Decision Case Study
Jeffrey Taylor
Dr. Heather Karsten
August 8,2003

In late February of 2003, Lancaster County farmer Steve Groff made a decision to purchase a $25,000 Hay-grove. Hay-groves are large plastic high tunnels that can provide an early season crop. Steve purchased a one-acre Hay-grove and expects to get 30 tonnes of fresh market tomatoes out of it. Steve modestly expects that the tunnel will pay for itself in three years.

The tunnel was constructed in March and the tomatoes were planted in mid April. The spring of 2003 in Lancaster County brought record low temperatures and constant rain. This weather slowed the growth of the plants but the crop was still expected to bring early season high value crops.

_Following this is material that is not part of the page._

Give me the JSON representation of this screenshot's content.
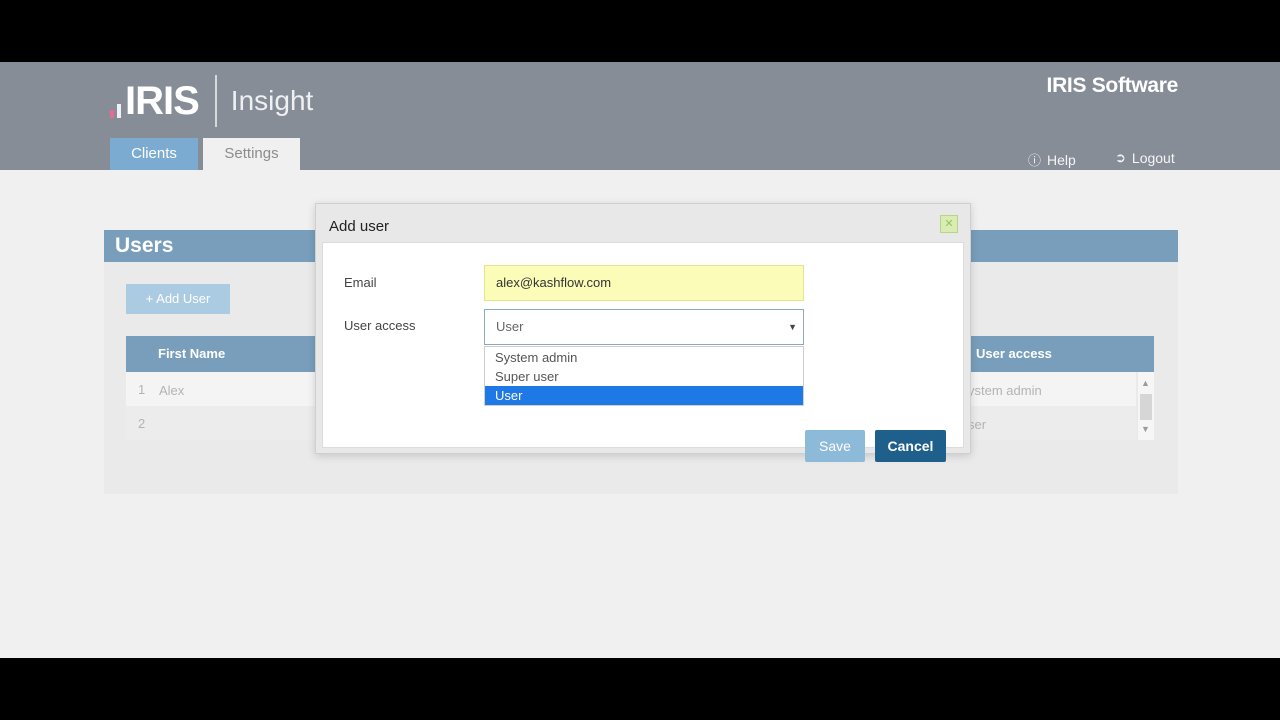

After the cool temperatures and constant rains stopped Steve was expecting pollination to begin. The plants grew blossoms and were showing promising signs of healthy plants. However, because the humidity was so high and the wind movement in the tunnel was almost non-existent the plants just would not pollinate. Steve, frustrated with the lack of pollination, began to search for answers within the community.

He learned of greenhouse growers that went through their tunnels and physically shook the plants to help pollinate. There were even incidences of growers that went through tunnels with a leaf blower to move the pollen around. Some growers in the community were putting bumblebees in their tunnels to insure that pollination would take place.

All of these methods have proven to be beneficial in tunnels to pollinate plants. Shaking the plants involves approximately one half hour of labor per day. This is a cost of $4.00/day for about two weeks. The leaf blower would cost Steve about $200 plus $4.00/day in labor costs plus approximately $10 in fossil fuel costs. The bees and beehives would cost $750 dollars to start.

Method of pollination Cost
Bumblebees $750
Leaf blower $238
Shaking the plants $24